Every line below that has "Drive" in it should be copied.

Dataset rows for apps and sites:

━━━━━━━━━━━━━━━━━━━━━━━━━━━━━━

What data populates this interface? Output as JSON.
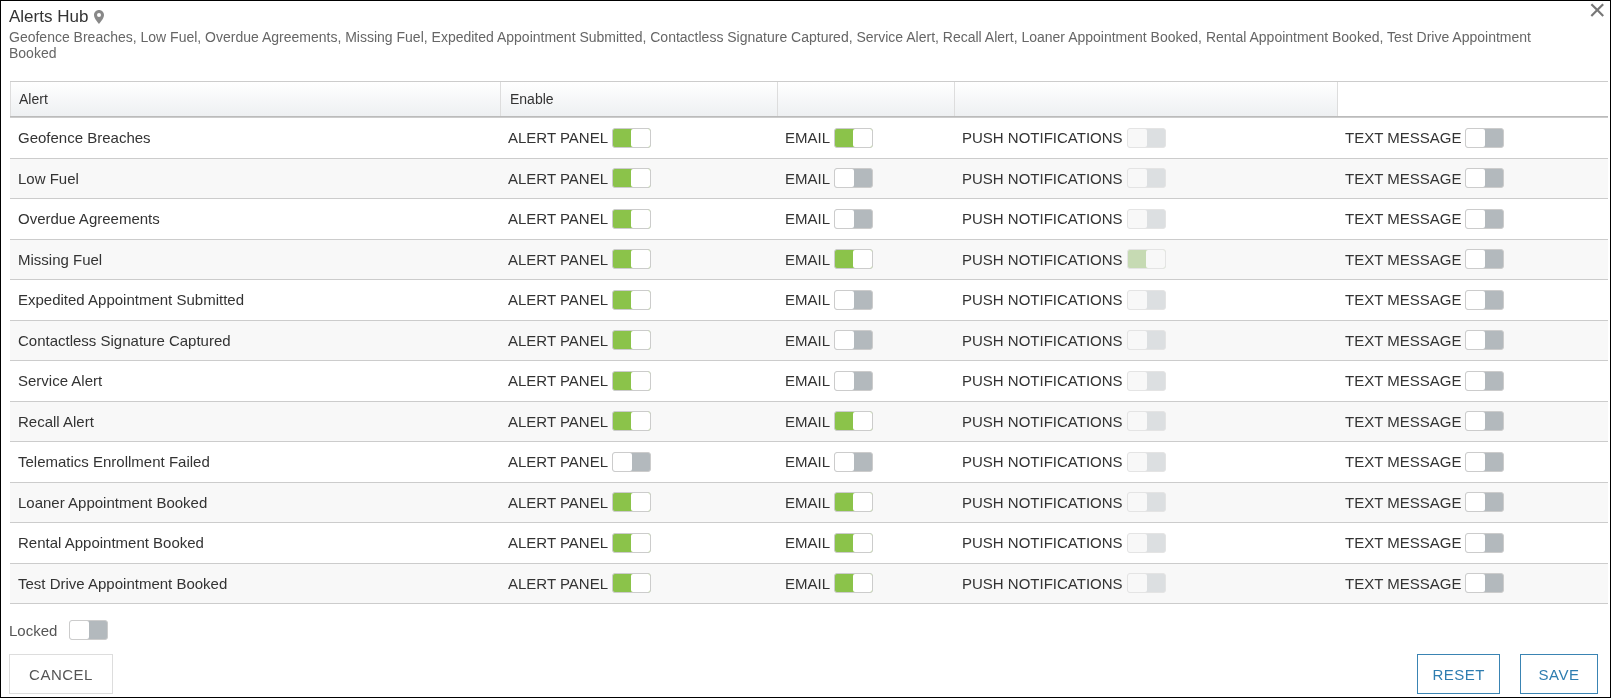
{
  "dialog": {
    "title": "Alerts Hub",
    "close": "×",
    "subtitle": "Geofence Breaches, Low Fuel, Overdue Agreements, Missing Fuel, Expedited Appointment Submitted, Contactless Signature Captured, Service Alert, Recall Alert, Loaner Appointment Booked, Rental Appointment Booked, Test Drive Appointment Booked"
  },
  "table": {
    "columns": [
      "Alert",
      "Enable"
    ],
    "rows": [
      {
        "name": "Geofence Breaches",
        "channels": [
          {
            "label": "ALERT PANEL",
            "on": true,
            "disabled": false
          },
          {
            "label": "EMAIL",
            "on": true,
            "disabled": false
          },
          {
            "label": "PUSH NOTIFICATIONS",
            "on": false,
            "disabled": true
          },
          {
            "label": "TEXT MESSAGE",
            "on": false,
            "disabled": false
          }
        ]
      },
      {
        "name": "Low Fuel",
        "channels": [
          {
            "label": "ALERT PANEL",
            "on": true,
            "disabled": false
          },
          {
            "label": "EMAIL",
            "on": false,
            "disabled": false
          },
          {
            "label": "PUSH NOTIFICATIONS",
            "on": false,
            "disabled": true
          },
          {
            "label": "TEXT MESSAGE",
            "on": false,
            "disabled": false
          }
        ]
      },
      {
        "name": "Overdue Agreements",
        "channels": [
          {
            "label": "ALERT PANEL",
            "on": true,
            "disabled": false
          },
          {
            "label": "EMAIL",
            "on": false,
            "disabled": false
          },
          {
            "label": "PUSH NOTIFICATIONS",
            "on": false,
            "disabled": true
          },
          {
            "label": "TEXT MESSAGE",
            "on": false,
            "disabled": false
          }
        ]
      },
      {
        "name": "Missing Fuel",
        "channels": [
          {
            "label": "ALERT PANEL",
            "on": true,
            "disabled": false
          },
          {
            "label": "EMAIL",
            "on": true,
            "disabled": false
          },
          {
            "label": "PUSH NOTIFICATIONS",
            "on": true,
            "disabled": true
          },
          {
            "label": "TEXT MESSAGE",
            "on": false,
            "disabled": false
          }
        ]
      },
      {
        "name": "Expedited Appointment Submitted",
        "channels": [
          {
            "label": "ALERT PANEL",
            "on": true,
            "disabled": false
          },
          {
            "label": "EMAIL",
            "on": false,
            "disabled": false
          },
          {
            "label": "PUSH NOTIFICATIONS",
            "on": false,
            "disabled": true
          },
          {
            "label": "TEXT MESSAGE",
            "on": false,
            "disabled": false
          }
        ]
      },
      {
        "name": "Contactless Signature Captured",
        "channels": [
          {
            "label": "ALERT PANEL",
            "on": true,
            "disabled": false
          },
          {
            "label": "EMAIL",
            "on": false,
            "disabled": false
          },
          {
            "label": "PUSH NOTIFICATIONS",
            "on": false,
            "disabled": true
          },
          {
            "label": "TEXT MESSAGE",
            "on": false,
            "disabled": false
          }
        ]
      },
      {
        "name": "Service Alert",
        "channels": [
          {
            "label": "ALERT PANEL",
            "on": true,
            "disabled": false
          },
          {
            "label": "EMAIL",
            "on": false,
            "disabled": false
          },
          {
            "label": "PUSH NOTIFICATIONS",
            "on": false,
            "disabled": true
          },
          {
            "label": "TEXT MESSAGE",
            "on": false,
            "disabled": false
          }
        ]
      },
      {
        "name": "Recall Alert",
        "channels": [
          {
            "label": "ALERT PANEL",
            "on": true,
            "disabled": false
          },
          {
            "label": "EMAIL",
            "on": true,
            "disabled": false
          },
          {
            "label": "PUSH NOTIFICATIONS",
            "on": false,
            "disabled": true
          },
          {
            "label": "TEXT MESSAGE",
            "on": false,
            "disabled": false
          }
        ]
      },
      {
        "name": "Telematics Enrollment Failed",
        "channels": [
          {
            "label": "ALERT PANEL",
            "on": false,
            "disabled": false
          },
          {
            "label": "EMAIL",
            "on": false,
            "disabled": false
          },
          {
            "label": "PUSH NOTIFICATIONS",
            "on": false,
            "disabled": true
          },
          {
            "label": "TEXT MESSAGE",
            "on": false,
            "disabled": false
          }
        ]
      },
      {
        "name": "Loaner Appointment Booked",
        "channels": [
          {
            "label": "ALERT PANEL",
            "on": true,
            "disabled": false
          },
          {
            "label": "EMAIL",
            "on": true,
            "disabled": false
          },
          {
            "label": "PUSH NOTIFICATIONS",
            "on": false,
            "disabled": true
          },
          {
            "label": "TEXT MESSAGE",
            "on": false,
            "disabled": false
          }
        ]
      },
      {
        "name": "Rental Appointment Booked",
        "channels": [
          {
            "label": "ALERT PANEL",
            "on": true,
            "disabled": false
          },
          {
            "label": "EMAIL",
            "on": true,
            "disabled": false
          },
          {
            "label": "PUSH NOTIFICATIONS",
            "on": false,
            "disabled": true
          },
          {
            "label": "TEXT MESSAGE",
            "on": false,
            "disabled": false
          }
        ]
      },
      {
        "name": "Test Drive Appointment Booked",
        "channels": [
          {
            "label": "ALERT PANEL",
            "on": true,
            "disabled": false
          },
          {
            "label": "EMAIL",
            "on": true,
            "disabled": false
          },
          {
            "label": "PUSH NOTIFICATIONS",
            "on": false,
            "disabled": true
          },
          {
            "label": "TEXT MESSAGE",
            "on": false,
            "disabled": false
          }
        ]
      }
    ]
  },
  "locked": {
    "label": "Locked",
    "on": false,
    "disabled": false
  },
  "buttons": {
    "cancel": "CANCEL",
    "reset": "RESET",
    "save": "SAVE"
  }
}
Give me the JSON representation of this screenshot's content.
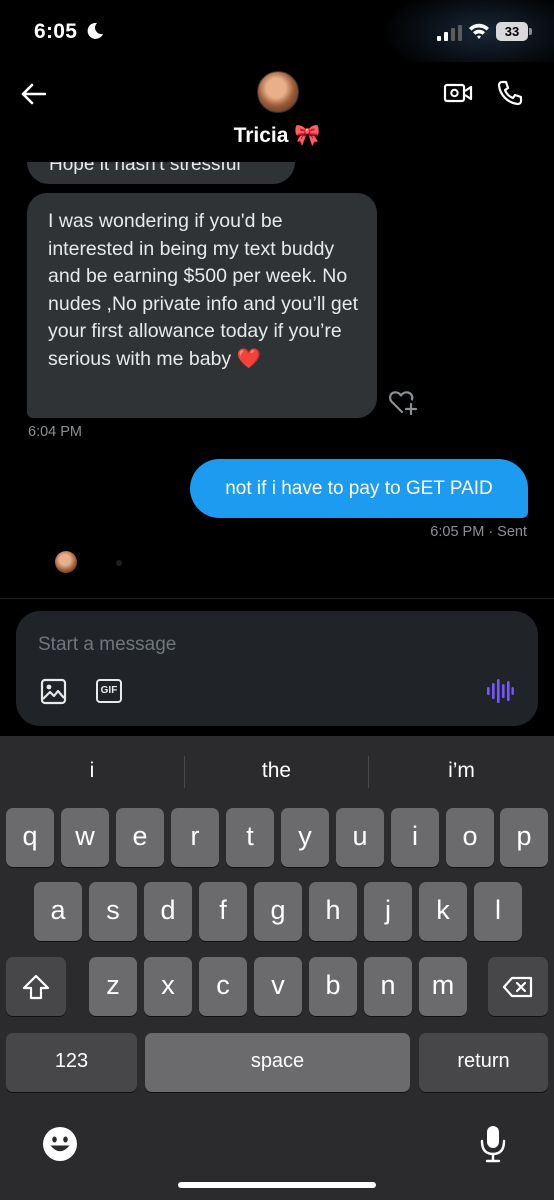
{
  "status_bar": {
    "time": "6:05",
    "battery": "33",
    "icons": [
      "moon-icon",
      "signal-icon",
      "wifi-icon",
      "battery-icon"
    ]
  },
  "header": {
    "contact_name": "Tricia 🎀",
    "icons": [
      "back-arrow-icon",
      "video-call-icon",
      "phone-call-icon"
    ]
  },
  "messages": {
    "partial_text": "Hope it hasn't stressful",
    "incoming": {
      "text": "I was wondering if you'd be interested in being my text buddy and be earning $500 per week. No nudes ,No private info and you’ll get your first allowance today if you’re serious with me baby",
      "emoji": "❤️",
      "time": "6:04 PM"
    },
    "outgoing": {
      "text": "not if i have to pay to GET PAID",
      "time": "6:05 PM",
      "status": "· Sent"
    }
  },
  "composer": {
    "placeholder": "Start a message",
    "gif_label": "GIF"
  },
  "keyboard": {
    "suggestions": [
      "i",
      "the",
      "i’m"
    ],
    "row1": [
      "q",
      "w",
      "e",
      "r",
      "t",
      "y",
      "u",
      "i",
      "o",
      "p"
    ],
    "row2": [
      "a",
      "s",
      "d",
      "f",
      "g",
      "h",
      "j",
      "k",
      "l"
    ],
    "row3": [
      "z",
      "x",
      "c",
      "v",
      "b",
      "n",
      "m"
    ],
    "numbers_label": "123",
    "space_label": "space",
    "return_label": "return"
  },
  "colors": {
    "outgoing_bubble": "#1d9bf0",
    "incoming_bubble": "#2f3336",
    "voice_icon": "#7856ff",
    "keyboard_bg": "#2b2b2d"
  }
}
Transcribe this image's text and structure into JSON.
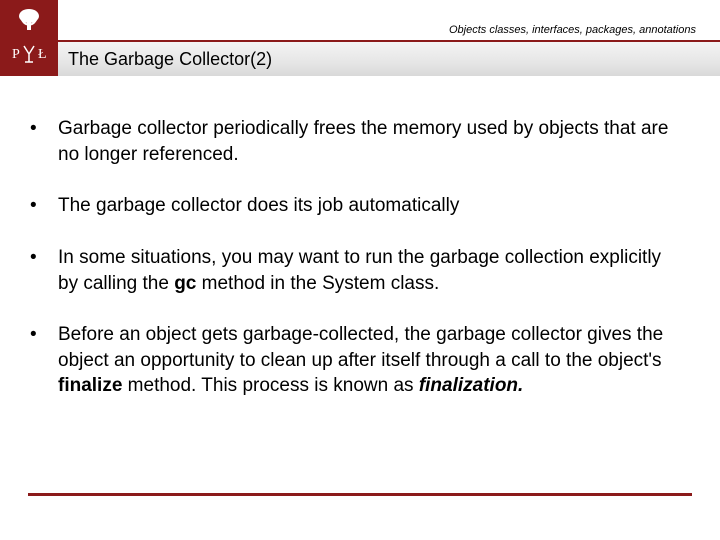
{
  "header": {
    "breadcrumb": "Objects classes, interfaces, packages, annotations"
  },
  "title": "The Garbage Collector(2)",
  "logo": {
    "left_letter": "P",
    "right_letter": "Ł"
  },
  "bullets": [
    {
      "html": "Garbage collector  periodically frees the memory used by objects that are no longer referenced."
    },
    {
      "html": "The garbage collector does its job automatically"
    },
    {
      "html": "In some situations, you may want to run the garbage collection explicitly by calling the <b>gc</b> method in the System class."
    },
    {
      "html": "Before an object gets garbage-collected, the garbage collector gives the object an opportunity to clean up after itself through a call to the object's <b>finalize</b> method. This process is known as <b><i>finalization.</i></b>"
    }
  ]
}
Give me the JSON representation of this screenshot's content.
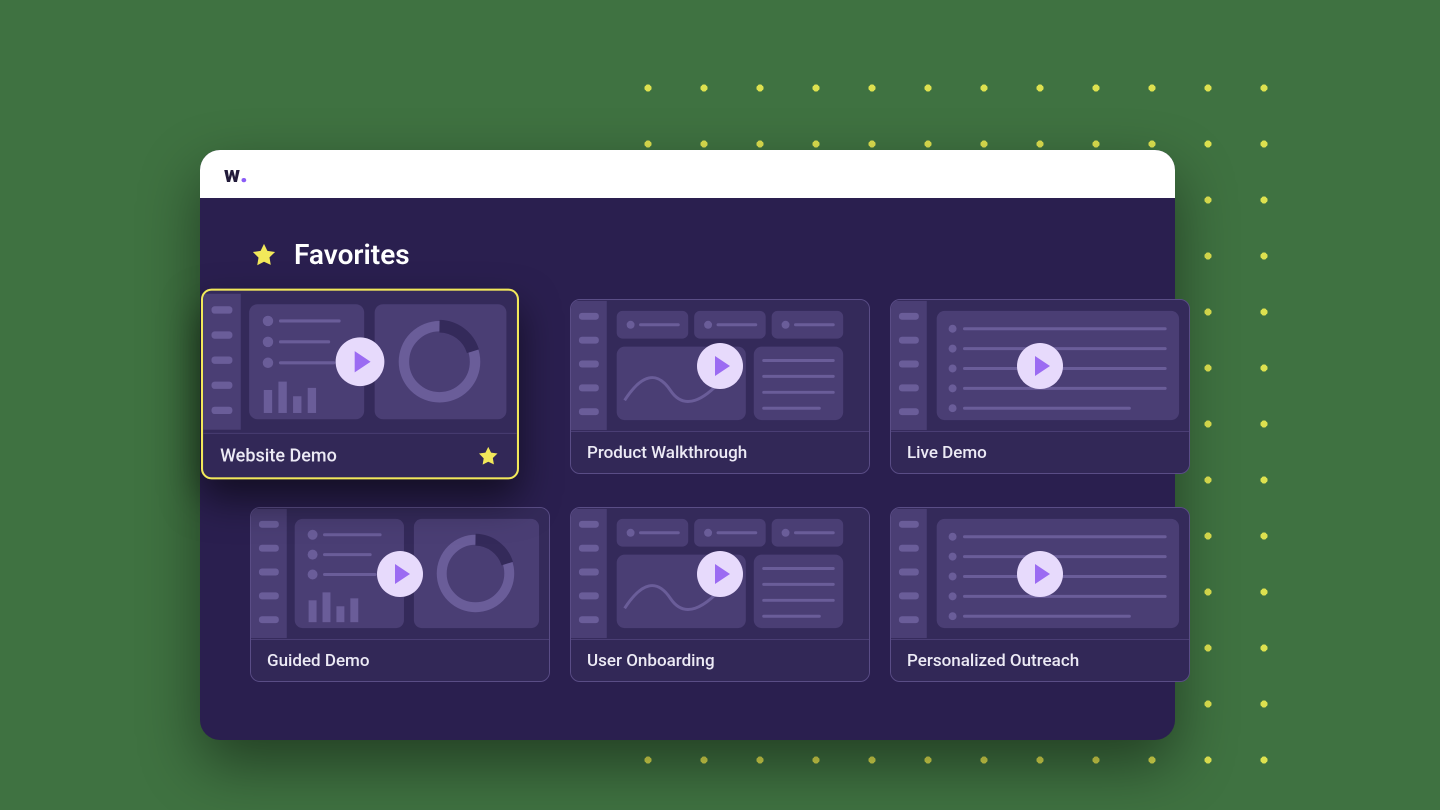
{
  "logo": {
    "text": "w",
    "dot": "."
  },
  "section": {
    "title": "Favorites"
  },
  "cards": [
    {
      "title": "Website Demo",
      "highlighted": true,
      "favorited": true,
      "thumb": "analytics"
    },
    {
      "title": "Product Walkthrough",
      "highlighted": false,
      "favorited": false,
      "thumb": "dashboard"
    },
    {
      "title": "Live Demo",
      "highlighted": false,
      "favorited": false,
      "thumb": "list"
    },
    {
      "title": "Guided Demo",
      "highlighted": false,
      "favorited": false,
      "thumb": "analytics"
    },
    {
      "title": "User Onboarding",
      "highlighted": false,
      "favorited": false,
      "thumb": "dashboard"
    },
    {
      "title": "Personalized Outreach",
      "highlighted": false,
      "favorited": false,
      "thumb": "list"
    }
  ],
  "colors": {
    "accent": "#8b5cf6",
    "highlight": "#f2e85a",
    "panel": "#2a1f4f"
  }
}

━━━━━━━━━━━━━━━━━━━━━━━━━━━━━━

_Solution_
    "subtitle": "Geofence Breaches, Low Fuel, Overdue Agreements, Missing Fuel, Expedited Appointment Submitted, Contactless Signature Captured, Service Alert, Recall Alert, Loaner Appointment Booked, Rental Appointment Booked, Test Drive Appointment Booked"
        "name": "Test Drive Appointment Booked",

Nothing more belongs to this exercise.